When the orthopedic specialist told me he wanted to refer me to a rheumatologist, my first thought was, “how come I’ve never heard of a rheumatologist?” I don’t keep up with the latest medical terminology, but he described this speciality as fairly common. Once again, I decided to go along with the plan. What did I have to lose? And maybe I could gain some more clues for my investigation.
By now, winter was in full force and I had been suffering from knee and joint pain for the last 9 months. Ever since “the incident” I just couldn’t shake the pain so I decided to go see what this latest doctor had to say. I was both excited and hesitant at the same time. I did not quite know what a rheumatologist did, but I knew this was another path for possible answers.
Upon my arrival at the arthritis clinic, I noticed that this place was different. In the waiting room I was surrounded by men and women all twice my age or older. It was then I realized my problems were insignificant compared to the pain they must be suffering. I am so thankful that I have the ability to move around as much as I do. Meeting with the rheumatologist was an event all by itself. Talking a mile a minute, he gave me the rundown of what I may have and exactly what to do about it. Obvously he had been in this business a long time regardless of how new this specialty had been around. I was impressed at how direct and informative he was, yet a little cautious to allow for his remedies. He explained that I did have inflammation in my knees which is indeed arthritis, just not what most people think of when they hear the word. Also explained were possible diseases or conditions I may have and what he would like to test. Answers were what I wanted, so tests I gave them. Before I could leave, I had several more x-rays taken, some of my chest, and a dozen viles of blood extracted from my arm. And here is the best part. After a quick steroid injection in my knee to numb the pain, he took out a large needle and inserted it carefully near my kneecap to extract the mischievous liquid. Meanwhile, he explained how the fluid could come out clear or yellow. My understanding was that clear was good because it meant my body was just healing an injury. Yellow on the other hand was bad because it was full of bacteria. The fluid in my knee: yellow. I felt so discouraged.
At my next visit, I brought my fiancee (she loves to take notes) so I could document any terms or information I might miss. And it was easy to miss. The rheumatologist again spilled out an entire class worth of material to absorb. But this time he had test results. At my previous visit, he gave me a brochure and a possible diagnosis, but the blood work apparently confirmed that I “may” have… get ready for this… seronegative undifferentiated spondyloarthropy. I tested negative for a plethora of diseases and conditions, including rheumatoid arthritis, lupus, gout and even a gene marker that can almost certainly associates with spondyloarthropies, HLA-B27. Even with vast knowledge and years of experience, my rheumatologist did not have a straight answer or diagnosis.

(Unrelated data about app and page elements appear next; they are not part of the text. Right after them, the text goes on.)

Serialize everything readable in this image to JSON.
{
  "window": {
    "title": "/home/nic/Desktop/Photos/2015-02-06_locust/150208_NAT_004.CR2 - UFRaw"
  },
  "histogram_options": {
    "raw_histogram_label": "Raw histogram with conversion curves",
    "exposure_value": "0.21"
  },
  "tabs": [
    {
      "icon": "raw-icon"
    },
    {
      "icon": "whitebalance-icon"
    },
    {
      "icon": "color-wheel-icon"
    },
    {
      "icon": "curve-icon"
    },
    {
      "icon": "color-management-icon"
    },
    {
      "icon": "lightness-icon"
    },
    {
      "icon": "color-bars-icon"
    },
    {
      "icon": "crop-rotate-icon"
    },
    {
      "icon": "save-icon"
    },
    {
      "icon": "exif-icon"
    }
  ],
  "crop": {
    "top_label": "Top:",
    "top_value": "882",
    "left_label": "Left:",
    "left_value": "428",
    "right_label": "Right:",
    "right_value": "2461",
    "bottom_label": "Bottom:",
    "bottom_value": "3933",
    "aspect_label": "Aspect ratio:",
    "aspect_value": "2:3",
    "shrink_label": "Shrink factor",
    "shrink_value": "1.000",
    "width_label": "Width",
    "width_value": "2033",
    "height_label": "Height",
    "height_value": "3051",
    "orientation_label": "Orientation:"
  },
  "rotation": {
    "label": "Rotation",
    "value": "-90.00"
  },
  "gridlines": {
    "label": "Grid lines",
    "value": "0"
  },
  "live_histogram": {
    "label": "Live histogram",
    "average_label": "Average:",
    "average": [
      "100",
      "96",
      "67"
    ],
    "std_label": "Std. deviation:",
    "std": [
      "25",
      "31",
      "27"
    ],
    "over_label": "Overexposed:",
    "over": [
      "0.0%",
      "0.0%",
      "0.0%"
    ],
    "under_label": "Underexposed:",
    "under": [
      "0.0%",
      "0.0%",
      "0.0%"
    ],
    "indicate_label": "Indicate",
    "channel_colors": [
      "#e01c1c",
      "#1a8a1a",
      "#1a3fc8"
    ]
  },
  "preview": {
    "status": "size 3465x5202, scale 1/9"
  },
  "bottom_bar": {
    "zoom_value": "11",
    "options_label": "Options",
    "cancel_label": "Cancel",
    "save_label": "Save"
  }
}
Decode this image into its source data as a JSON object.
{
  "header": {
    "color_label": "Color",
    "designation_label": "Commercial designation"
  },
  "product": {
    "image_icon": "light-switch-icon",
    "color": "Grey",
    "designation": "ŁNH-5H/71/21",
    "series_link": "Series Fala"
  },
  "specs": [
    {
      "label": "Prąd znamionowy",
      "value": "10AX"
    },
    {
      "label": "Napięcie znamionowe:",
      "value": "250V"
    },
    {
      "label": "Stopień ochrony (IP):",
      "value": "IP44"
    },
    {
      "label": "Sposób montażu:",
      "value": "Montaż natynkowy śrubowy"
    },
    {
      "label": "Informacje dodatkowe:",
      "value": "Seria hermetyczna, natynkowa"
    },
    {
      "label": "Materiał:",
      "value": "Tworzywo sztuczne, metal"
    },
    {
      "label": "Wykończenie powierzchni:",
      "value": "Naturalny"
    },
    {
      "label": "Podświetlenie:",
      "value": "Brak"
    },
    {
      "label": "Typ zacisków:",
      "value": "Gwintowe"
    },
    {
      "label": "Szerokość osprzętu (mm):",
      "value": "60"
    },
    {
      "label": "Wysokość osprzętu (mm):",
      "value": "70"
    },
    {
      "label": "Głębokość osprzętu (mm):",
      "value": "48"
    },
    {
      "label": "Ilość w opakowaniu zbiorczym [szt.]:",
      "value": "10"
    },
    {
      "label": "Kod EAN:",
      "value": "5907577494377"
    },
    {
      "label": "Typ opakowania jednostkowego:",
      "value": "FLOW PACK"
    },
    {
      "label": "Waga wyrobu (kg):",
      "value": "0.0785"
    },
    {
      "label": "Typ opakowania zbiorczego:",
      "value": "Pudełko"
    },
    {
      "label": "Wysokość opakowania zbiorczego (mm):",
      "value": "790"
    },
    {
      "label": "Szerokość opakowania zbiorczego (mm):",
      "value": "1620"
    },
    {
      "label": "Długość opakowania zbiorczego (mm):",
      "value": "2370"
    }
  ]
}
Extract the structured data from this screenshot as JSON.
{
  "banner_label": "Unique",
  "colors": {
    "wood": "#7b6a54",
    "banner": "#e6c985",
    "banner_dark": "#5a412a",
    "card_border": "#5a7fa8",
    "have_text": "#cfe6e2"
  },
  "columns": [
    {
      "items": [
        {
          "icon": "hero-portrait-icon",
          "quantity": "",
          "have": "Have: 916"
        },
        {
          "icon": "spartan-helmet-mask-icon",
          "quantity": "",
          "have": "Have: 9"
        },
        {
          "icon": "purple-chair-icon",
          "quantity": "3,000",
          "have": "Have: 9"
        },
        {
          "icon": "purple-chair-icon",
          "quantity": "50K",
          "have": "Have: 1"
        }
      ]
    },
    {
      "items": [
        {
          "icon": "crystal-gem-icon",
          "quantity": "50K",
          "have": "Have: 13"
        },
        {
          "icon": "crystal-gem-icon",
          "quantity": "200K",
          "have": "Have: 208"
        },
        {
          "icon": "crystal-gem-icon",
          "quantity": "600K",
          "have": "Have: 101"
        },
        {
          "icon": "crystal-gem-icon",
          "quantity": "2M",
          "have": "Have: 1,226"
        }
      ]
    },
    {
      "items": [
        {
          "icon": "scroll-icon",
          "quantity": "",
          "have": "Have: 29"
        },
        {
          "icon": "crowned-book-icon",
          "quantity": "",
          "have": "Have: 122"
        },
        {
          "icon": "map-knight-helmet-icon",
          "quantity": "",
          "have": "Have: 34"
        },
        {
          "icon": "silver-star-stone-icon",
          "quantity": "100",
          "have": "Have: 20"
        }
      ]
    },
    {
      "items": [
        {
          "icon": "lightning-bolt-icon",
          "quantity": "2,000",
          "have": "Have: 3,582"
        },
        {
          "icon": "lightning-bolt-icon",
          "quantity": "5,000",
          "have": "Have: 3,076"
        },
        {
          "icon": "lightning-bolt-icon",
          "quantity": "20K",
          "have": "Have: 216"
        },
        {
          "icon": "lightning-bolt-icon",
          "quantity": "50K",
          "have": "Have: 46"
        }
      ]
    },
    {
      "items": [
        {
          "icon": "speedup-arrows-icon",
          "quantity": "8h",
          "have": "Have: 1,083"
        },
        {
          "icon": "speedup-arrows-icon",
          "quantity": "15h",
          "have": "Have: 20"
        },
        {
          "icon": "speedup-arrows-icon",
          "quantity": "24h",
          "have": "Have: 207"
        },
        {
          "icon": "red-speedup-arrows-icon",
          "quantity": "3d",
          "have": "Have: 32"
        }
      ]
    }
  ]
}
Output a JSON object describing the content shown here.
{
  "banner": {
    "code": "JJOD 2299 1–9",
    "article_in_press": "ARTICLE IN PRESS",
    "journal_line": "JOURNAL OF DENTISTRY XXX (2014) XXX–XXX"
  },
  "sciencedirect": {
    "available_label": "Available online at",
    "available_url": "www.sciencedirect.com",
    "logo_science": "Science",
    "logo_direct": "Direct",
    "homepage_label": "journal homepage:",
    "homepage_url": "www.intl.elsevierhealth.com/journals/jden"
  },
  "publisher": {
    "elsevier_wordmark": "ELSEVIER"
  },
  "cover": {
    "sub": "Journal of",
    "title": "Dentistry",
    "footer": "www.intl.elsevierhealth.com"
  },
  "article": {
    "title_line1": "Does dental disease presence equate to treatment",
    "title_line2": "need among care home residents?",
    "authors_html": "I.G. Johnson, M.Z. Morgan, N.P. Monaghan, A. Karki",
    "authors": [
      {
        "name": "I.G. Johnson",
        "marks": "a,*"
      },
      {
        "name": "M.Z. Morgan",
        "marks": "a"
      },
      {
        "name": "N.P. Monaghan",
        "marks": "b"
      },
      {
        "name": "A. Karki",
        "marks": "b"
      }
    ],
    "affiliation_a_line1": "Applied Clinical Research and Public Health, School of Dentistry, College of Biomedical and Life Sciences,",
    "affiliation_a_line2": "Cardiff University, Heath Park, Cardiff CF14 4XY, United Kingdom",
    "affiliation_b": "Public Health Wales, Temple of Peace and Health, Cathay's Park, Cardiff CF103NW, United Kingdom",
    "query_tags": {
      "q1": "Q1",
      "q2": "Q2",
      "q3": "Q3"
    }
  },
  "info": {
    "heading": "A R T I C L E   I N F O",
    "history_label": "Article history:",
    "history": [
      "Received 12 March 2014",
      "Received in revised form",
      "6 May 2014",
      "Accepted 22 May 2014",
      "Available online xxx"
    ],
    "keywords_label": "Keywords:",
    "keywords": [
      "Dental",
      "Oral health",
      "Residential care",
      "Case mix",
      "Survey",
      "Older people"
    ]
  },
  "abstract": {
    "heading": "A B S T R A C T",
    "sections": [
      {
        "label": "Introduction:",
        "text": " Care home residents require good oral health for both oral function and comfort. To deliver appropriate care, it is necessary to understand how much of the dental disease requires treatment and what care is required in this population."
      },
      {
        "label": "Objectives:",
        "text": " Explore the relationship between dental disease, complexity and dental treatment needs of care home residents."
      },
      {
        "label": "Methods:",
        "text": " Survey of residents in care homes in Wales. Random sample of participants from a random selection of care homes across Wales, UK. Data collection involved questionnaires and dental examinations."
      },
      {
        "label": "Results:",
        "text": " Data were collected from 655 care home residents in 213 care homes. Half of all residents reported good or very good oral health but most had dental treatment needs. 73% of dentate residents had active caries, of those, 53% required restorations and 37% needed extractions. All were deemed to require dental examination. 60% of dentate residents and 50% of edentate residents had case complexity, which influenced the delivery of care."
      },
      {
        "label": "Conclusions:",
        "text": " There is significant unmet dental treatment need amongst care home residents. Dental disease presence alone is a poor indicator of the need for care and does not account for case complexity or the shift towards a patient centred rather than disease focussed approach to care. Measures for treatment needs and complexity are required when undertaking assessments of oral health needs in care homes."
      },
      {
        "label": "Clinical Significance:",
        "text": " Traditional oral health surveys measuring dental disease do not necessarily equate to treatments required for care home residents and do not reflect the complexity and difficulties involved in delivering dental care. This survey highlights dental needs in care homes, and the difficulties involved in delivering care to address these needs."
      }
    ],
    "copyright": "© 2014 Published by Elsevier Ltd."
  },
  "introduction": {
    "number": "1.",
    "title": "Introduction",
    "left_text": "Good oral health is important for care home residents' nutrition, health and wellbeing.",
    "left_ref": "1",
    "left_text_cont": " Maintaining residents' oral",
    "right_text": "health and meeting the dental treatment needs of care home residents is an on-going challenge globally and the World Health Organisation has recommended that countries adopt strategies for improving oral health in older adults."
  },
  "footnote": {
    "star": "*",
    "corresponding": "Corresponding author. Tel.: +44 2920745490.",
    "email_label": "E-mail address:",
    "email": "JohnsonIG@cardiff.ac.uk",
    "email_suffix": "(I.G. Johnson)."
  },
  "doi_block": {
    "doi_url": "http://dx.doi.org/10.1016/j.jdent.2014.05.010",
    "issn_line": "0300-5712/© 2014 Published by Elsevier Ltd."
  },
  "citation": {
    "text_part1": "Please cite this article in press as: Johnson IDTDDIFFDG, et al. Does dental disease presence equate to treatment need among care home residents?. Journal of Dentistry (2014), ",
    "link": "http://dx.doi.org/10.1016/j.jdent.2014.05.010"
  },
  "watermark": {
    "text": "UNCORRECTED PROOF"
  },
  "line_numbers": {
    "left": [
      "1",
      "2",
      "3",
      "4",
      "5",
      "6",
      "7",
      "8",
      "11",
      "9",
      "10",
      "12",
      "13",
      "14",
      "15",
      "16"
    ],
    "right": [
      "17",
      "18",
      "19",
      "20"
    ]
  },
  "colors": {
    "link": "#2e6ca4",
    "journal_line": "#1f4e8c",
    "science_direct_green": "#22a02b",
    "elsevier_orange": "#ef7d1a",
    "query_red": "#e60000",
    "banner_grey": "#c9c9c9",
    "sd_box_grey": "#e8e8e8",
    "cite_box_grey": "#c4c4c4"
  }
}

He decided to give me a prescription for Mobic, a nonsteroidal anti-inflammatory drug, to start reducing the inflammation and a promise to return in a month to evaluate my results.